Most children in Norway - particularly the ones walking around in forests on school trips after being given safety lessons by their teachers before going out - know that wild animals prefer to run away from humans if they can, hence he tried to scare the moose first. Second, most kids know that if the beasts can't be scared, they are probably protecting something or feel trapped, so try to get away from what ever they are protecting, and you'll most likely be fine. And the boy ran as fast as he could, away from the beast.
Now he was wearing a backpack, as most kids in Norway do when hiking or going to school, so when he got hit by the moose in the back, he wasn't harmed. This is when he applied the third lesson: stop being a threat to that huge thing standing over you. That he connected that to hunter feign death was just a fun little side thing, although I am pretty sure it helped him keep his cool at what must have been a very tense moment. So what the game taught him wasn't some magic skill that works in real life, but how to think strategically in a tense situation, and keep calm. And that is what we have always used games for, be it team sports or chess.
On the other hand, it's a lot more FUN to analyse the incident as a game incident, and consider what he should have done, if just... Personally, I'd have used kidney shot, crippling poison, blind, gouged repeatedly until the sister was safe, then vanish and sprint.
Posted Dec 11, 2007 4:25:03 AM | link
Thank god he isn't playing a warrior and decided to tank the creature. "OMFG, HEALZ PLZ"
Posted Dec 18, 2007 8:16:24 AM | link
At least he didn´t try to use poly D:
Posted Dec 19, 2007 10:29:05 PM | link
Zemmy is so gay
Posted Dec 19, 2007 10:35:45 PM | link
pico pal q lo lee D:
Posted Dec 19, 2007 10:37:27 PM | link
>_> muy tarde :O
Posted Dec 19, 2007 10:38:49 PM | link
I am constantly puzzled over the shocked reactions that play (to include games) has application in "real life". Play and games developed absolutely /because/ they help us learn and survive in life.

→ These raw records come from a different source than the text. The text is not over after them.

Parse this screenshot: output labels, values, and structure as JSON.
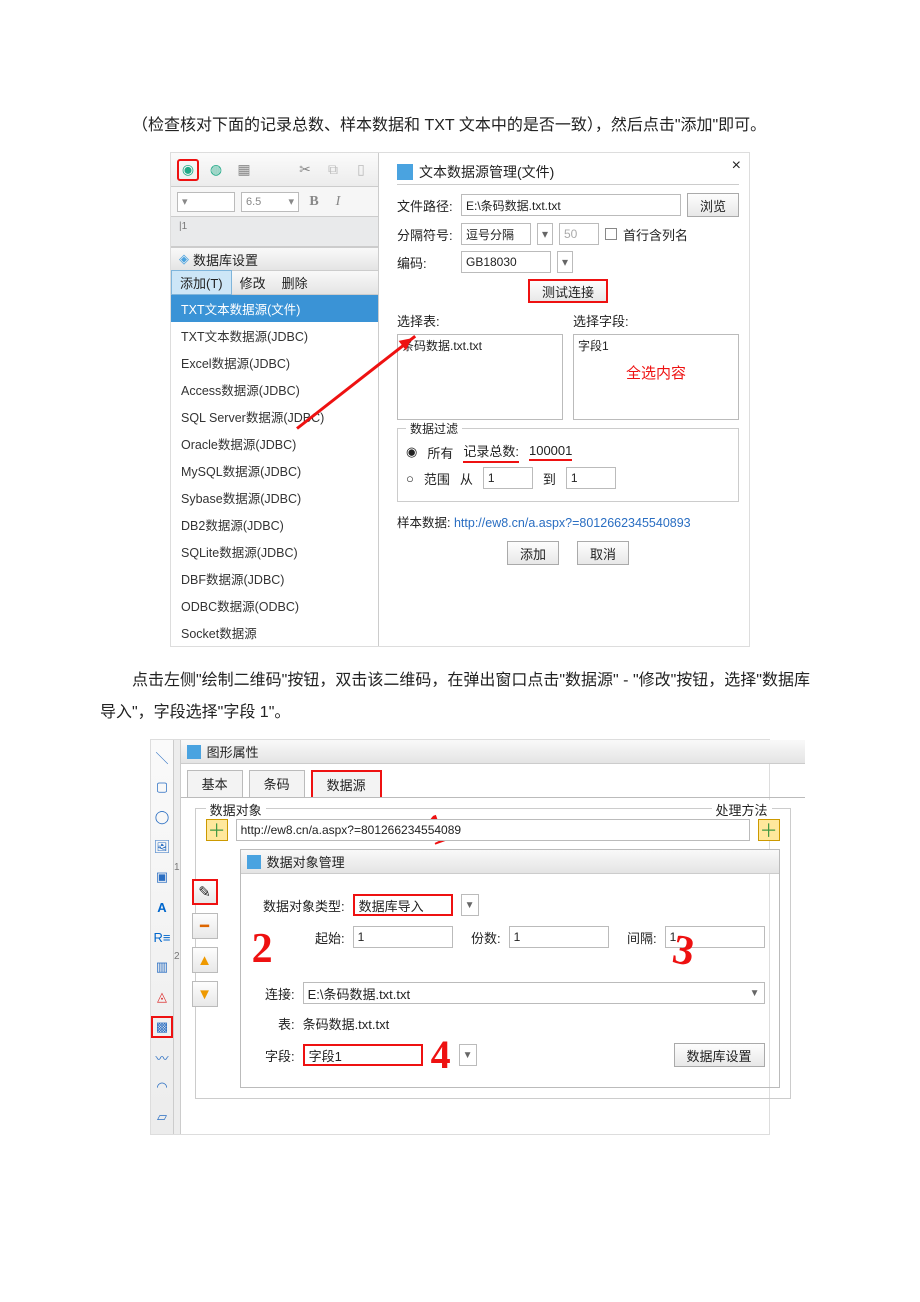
{
  "paragraph1": "（检查核对下面的记录总数、样本数据和 TXT 文本中的是否一致），然后点击\"添加\"即可。",
  "paragraph2": "点击左侧\"绘制二维码\"按钮，双击该二维码，在弹出窗口点击\"数据源\" - \"修改\"按钮，选择\"数据库导入\"，字段选择\"字段 1\"。",
  "fig1": {
    "leftPanel": {
      "fontSize": "6.5",
      "bold": "B",
      "italic": "I",
      "rulerMark": "|1",
      "panelTitle": "数据库设置",
      "menu": {
        "add": "添加(T)",
        "modify": "修改",
        "delete": "删除"
      },
      "sources": [
        "TXT文本数据源(文件)",
        "TXT文本数据源(JDBC)",
        "Excel数据源(JDBC)",
        "Access数据源(JDBC)",
        "SQL Server数据源(JDBC)",
        "Oracle数据源(JDBC)",
        "MySQL数据源(JDBC)",
        "Sybase数据源(JDBC)",
        "DB2数据源(JDBC)",
        "SQLite数据源(JDBC)",
        "DBF数据源(JDBC)",
        "ODBC数据源(ODBC)",
        "Socket数据源"
      ]
    },
    "dialog": {
      "title": "文本数据源管理(文件)",
      "filePathLabel": "文件路径:",
      "filePath": "E:\\条码数据.txt.txt",
      "browse": "浏览",
      "sepLabel": "分隔符号:",
      "sepValue": "逗号分隔",
      "sepCount": "50",
      "firstRowLabel": "首行含列名",
      "encodingLabel": "编码:",
      "encoding": "GB18030",
      "testBtn": "测试连接",
      "selectTable": "选择表:",
      "selectField": "选择字段:",
      "tableItem": "条码数据.txt.txt",
      "fieldItem": "字段1",
      "selectAll": "全选内容",
      "filterLegend": "数据过滤",
      "radioAll": "所有",
      "radioRange": "范围",
      "recTotalLabel": "记录总数:",
      "recTotal": "100001",
      "from": "从",
      "to": "到",
      "one": "1",
      "sampleLabel": "样本数据:",
      "sampleUrl": "http://ew8.cn/a.aspx?=8012662345540893",
      "addBtn": "添加",
      "cancelBtn": "取消"
    }
  },
  "fig2": {
    "header": "图形属性",
    "tabs": {
      "basic": "基本",
      "barcode": "条码",
      "source": "数据源"
    },
    "fieldset": {
      "legend": "数据对象",
      "right": "处理方法"
    },
    "url": "http://ew8.cn/a.aspx?=801266234554089",
    "innerDlg": {
      "title": "数据对象管理",
      "typeLabel": "数据对象类型:",
      "typeValue": "数据库导入",
      "startLabel": "起始:",
      "start": "1",
      "countLabel": "份数:",
      "count": "1",
      "gapLabel": "间隔:",
      "gap": "1",
      "connLabel": "连接:",
      "connValue": "E:\\条码数据.txt.txt",
      "tableLabel": "表:",
      "tableValue": "条码数据.txt.txt",
      "fieldLabel": "字段:",
      "fieldValue": "字段1",
      "dbSettingBtn": "数据库设置"
    }
  }
}
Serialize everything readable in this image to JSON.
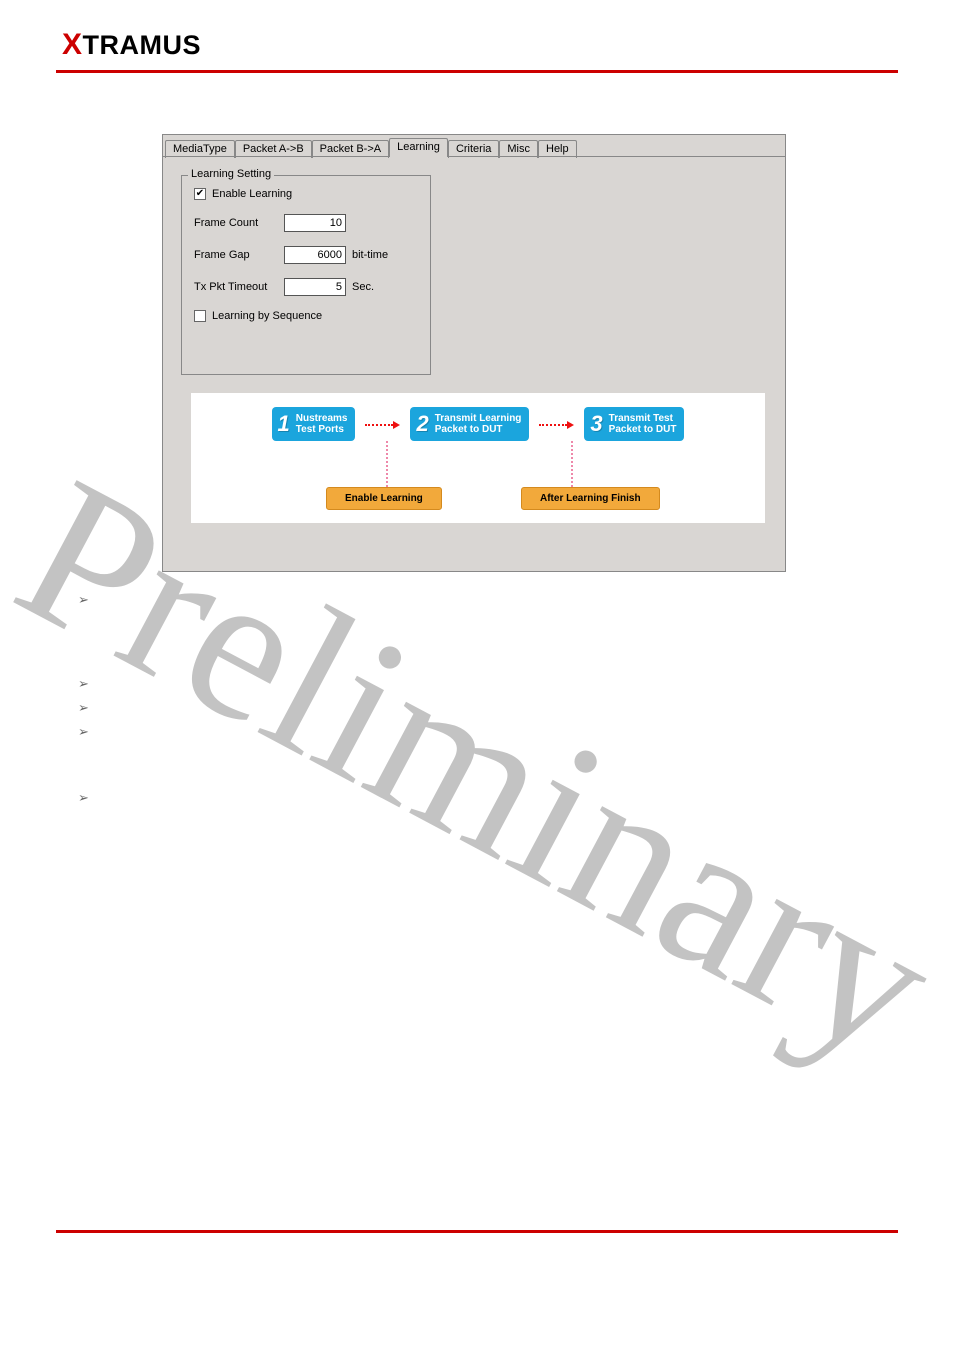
{
  "brand": {
    "x": "X",
    "rest": "TRAMUS"
  },
  "tabs": [
    "MediaType",
    "Packet A->B",
    "Packet B->A",
    "Learning",
    "Criteria",
    "Misc",
    "Help"
  ],
  "active_tab_index": 3,
  "group": {
    "legend": "Learning Setting",
    "enable_label": "Enable Learning",
    "enable_checked": true,
    "frame_count_label": "Frame Count",
    "frame_count_value": "10",
    "frame_gap_label": "Frame Gap",
    "frame_gap_value": "6000",
    "frame_gap_unit": "bit-time",
    "tx_timeout_label": "Tx Pkt Timeout",
    "tx_timeout_value": "5",
    "tx_timeout_unit": "Sec.",
    "seq_label": "Learning by Sequence",
    "seq_checked": false
  },
  "flow": {
    "step1_num": "1",
    "step1_line1": "Nustreams",
    "step1_line2": "Test Ports",
    "step2_num": "2",
    "step2_line1": "Transmit Learning",
    "step2_line2": "Packet to DUT",
    "step3_num": "3",
    "step3_line1": "Transmit Test",
    "step3_line2": "Packet to DUT",
    "label1": "Enable Learning",
    "label2": "After Learning Finish"
  },
  "bullet_glyph": "➢",
  "watermark": "Preliminary"
}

Posted Feb 22, 2008 3:48:30 AM | link
He should not have aggro'ed the moose in the first place.
Posted Mar 2, 2008 11:31:22 PM | link
Best thread ever.
Posted Apr 2, 2008 11:18:34 PM | link